Inside Higher Ed - Med School Without the MCAT
In a major policy shift, the Icahn School of Medicine at Mount Sinai Wednesday announced that it will fill half of its entering class going forward by admitting college sophomores - three years before they would enroll in medical school - and will do so without requiring traditional pre-med course requirements and the Medical College Admission Test (MCAT).

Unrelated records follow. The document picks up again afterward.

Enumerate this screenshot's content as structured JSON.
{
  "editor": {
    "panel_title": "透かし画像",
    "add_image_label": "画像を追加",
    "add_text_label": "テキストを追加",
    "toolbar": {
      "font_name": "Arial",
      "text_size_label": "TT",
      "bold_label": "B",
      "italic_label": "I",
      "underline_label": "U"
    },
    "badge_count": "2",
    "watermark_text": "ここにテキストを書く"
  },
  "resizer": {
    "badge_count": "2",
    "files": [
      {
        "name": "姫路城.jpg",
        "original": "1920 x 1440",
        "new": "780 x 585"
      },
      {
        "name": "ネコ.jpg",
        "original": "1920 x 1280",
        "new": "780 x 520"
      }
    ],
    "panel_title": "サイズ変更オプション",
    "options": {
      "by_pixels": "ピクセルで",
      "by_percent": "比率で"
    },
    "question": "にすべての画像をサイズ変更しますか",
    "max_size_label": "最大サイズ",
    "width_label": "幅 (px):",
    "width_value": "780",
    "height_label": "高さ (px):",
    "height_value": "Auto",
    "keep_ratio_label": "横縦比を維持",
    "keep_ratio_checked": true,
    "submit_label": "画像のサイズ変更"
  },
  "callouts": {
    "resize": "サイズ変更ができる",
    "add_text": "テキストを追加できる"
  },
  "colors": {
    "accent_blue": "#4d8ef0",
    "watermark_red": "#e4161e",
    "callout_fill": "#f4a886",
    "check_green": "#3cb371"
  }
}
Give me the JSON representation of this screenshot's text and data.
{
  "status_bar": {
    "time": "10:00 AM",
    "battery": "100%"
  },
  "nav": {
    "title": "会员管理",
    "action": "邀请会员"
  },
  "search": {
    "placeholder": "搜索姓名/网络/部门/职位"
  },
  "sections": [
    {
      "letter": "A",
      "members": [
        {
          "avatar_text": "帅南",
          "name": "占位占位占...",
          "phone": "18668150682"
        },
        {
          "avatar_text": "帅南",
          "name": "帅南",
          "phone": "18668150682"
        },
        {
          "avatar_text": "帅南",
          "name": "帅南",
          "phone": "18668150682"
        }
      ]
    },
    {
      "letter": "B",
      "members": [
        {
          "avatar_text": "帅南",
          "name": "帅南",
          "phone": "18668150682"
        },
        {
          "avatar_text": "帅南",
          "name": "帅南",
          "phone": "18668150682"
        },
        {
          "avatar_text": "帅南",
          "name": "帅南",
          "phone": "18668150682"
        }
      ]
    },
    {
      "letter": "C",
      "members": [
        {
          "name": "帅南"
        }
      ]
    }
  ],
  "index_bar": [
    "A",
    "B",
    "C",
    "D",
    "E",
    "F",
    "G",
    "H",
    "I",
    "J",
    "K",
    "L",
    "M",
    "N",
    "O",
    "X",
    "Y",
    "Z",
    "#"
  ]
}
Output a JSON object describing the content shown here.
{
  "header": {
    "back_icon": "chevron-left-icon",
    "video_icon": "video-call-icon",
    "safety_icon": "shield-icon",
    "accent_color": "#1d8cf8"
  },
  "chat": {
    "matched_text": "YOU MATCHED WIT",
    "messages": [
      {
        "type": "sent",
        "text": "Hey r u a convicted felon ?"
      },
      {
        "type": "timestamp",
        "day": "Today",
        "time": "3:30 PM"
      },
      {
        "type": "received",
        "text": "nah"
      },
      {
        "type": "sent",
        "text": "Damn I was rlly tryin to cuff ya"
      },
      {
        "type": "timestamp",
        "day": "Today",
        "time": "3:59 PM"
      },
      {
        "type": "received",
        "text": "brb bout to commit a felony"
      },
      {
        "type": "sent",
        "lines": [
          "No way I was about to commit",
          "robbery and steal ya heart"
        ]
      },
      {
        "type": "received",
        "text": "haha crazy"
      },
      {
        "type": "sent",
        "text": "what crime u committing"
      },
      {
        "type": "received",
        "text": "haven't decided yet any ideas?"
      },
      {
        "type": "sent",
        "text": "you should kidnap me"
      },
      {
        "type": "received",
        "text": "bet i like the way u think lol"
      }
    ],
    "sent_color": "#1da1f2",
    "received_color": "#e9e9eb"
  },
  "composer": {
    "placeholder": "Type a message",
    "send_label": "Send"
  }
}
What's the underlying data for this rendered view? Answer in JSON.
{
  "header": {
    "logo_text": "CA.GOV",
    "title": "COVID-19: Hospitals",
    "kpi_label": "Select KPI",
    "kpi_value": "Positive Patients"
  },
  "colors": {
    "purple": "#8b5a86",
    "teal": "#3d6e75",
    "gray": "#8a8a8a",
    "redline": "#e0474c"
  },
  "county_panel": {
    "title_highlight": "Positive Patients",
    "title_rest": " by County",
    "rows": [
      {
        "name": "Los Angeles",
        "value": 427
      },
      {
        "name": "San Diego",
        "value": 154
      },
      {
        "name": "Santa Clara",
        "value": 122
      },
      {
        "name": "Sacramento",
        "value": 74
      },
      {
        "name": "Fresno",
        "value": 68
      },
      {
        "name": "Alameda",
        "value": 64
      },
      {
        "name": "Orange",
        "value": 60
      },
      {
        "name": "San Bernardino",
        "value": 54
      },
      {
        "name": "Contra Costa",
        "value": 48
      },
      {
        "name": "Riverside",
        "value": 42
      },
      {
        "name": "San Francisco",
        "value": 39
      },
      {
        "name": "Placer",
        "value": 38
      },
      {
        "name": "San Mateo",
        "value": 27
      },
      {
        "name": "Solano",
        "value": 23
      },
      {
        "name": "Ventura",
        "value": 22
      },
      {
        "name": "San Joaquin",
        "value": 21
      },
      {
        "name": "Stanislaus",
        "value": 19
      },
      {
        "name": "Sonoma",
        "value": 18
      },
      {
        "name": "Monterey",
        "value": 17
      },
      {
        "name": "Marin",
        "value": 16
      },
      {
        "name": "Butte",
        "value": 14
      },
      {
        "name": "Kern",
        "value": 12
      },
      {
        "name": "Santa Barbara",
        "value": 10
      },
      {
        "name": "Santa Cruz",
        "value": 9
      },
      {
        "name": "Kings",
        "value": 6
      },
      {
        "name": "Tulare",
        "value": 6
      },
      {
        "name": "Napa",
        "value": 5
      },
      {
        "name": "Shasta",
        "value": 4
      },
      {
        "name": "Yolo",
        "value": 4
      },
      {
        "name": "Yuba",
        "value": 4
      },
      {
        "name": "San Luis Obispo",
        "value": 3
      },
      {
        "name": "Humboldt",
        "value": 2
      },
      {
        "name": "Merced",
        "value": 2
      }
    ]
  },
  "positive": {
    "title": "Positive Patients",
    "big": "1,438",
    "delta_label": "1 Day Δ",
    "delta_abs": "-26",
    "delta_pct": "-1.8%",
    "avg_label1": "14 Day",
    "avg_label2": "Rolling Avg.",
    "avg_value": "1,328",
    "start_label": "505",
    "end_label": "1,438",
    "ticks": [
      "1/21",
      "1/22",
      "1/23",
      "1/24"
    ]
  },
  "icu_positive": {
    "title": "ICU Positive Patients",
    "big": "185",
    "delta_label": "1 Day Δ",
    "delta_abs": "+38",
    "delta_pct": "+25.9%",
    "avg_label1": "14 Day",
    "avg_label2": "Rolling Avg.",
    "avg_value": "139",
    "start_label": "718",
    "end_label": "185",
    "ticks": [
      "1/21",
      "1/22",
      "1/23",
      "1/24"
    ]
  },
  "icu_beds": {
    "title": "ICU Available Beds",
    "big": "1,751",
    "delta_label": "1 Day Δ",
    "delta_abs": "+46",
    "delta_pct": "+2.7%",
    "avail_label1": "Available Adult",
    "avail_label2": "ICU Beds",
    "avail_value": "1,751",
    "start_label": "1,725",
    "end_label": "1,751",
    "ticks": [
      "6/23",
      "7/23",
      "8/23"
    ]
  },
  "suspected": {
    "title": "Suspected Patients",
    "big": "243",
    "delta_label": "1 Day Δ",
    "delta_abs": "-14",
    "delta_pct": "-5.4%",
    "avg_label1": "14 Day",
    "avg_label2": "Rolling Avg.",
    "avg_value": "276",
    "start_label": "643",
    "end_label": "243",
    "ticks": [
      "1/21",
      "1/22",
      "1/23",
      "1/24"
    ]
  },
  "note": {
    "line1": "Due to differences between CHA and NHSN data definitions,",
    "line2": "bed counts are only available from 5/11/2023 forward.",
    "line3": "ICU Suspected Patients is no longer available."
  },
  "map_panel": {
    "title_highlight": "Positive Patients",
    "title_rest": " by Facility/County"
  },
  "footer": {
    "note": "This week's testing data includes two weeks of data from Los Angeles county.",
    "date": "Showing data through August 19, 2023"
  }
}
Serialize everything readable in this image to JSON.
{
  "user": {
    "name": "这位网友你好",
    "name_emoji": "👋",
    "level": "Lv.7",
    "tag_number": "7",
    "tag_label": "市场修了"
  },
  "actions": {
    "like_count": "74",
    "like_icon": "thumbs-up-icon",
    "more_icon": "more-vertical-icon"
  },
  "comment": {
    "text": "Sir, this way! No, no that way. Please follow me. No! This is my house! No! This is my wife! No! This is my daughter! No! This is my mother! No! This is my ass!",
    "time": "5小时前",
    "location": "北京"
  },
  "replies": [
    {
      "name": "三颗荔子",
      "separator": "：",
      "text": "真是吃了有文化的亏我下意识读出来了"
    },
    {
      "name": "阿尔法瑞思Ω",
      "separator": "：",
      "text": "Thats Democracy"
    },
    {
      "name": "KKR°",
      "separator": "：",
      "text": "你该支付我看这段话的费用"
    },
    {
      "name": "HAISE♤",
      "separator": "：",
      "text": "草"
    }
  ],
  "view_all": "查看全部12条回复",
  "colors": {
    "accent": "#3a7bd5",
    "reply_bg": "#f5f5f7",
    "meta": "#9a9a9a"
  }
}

David Muller, Mount Sinai’s dean of medical education, said, “What I hope will happen is that this program will prove very successful and prove decisively that it’s a viable alternative.” Explaining the rationale behind the decision to take a small program and apply it to half of the class, Dr. Muller said that pre-med science requirements tend to be "science that is not the most applicable to current clinical or translational research; it’s not unimportant science, but it’s kind of outdated." The announcement comes at a time that the MCAT itself is changing in ways that reflect some of the concerns raised by Mount Sinai; last year saw the first major amendments made to the exam since 1991, with a plan to add sections on critical thinking and social sciences. Learn more.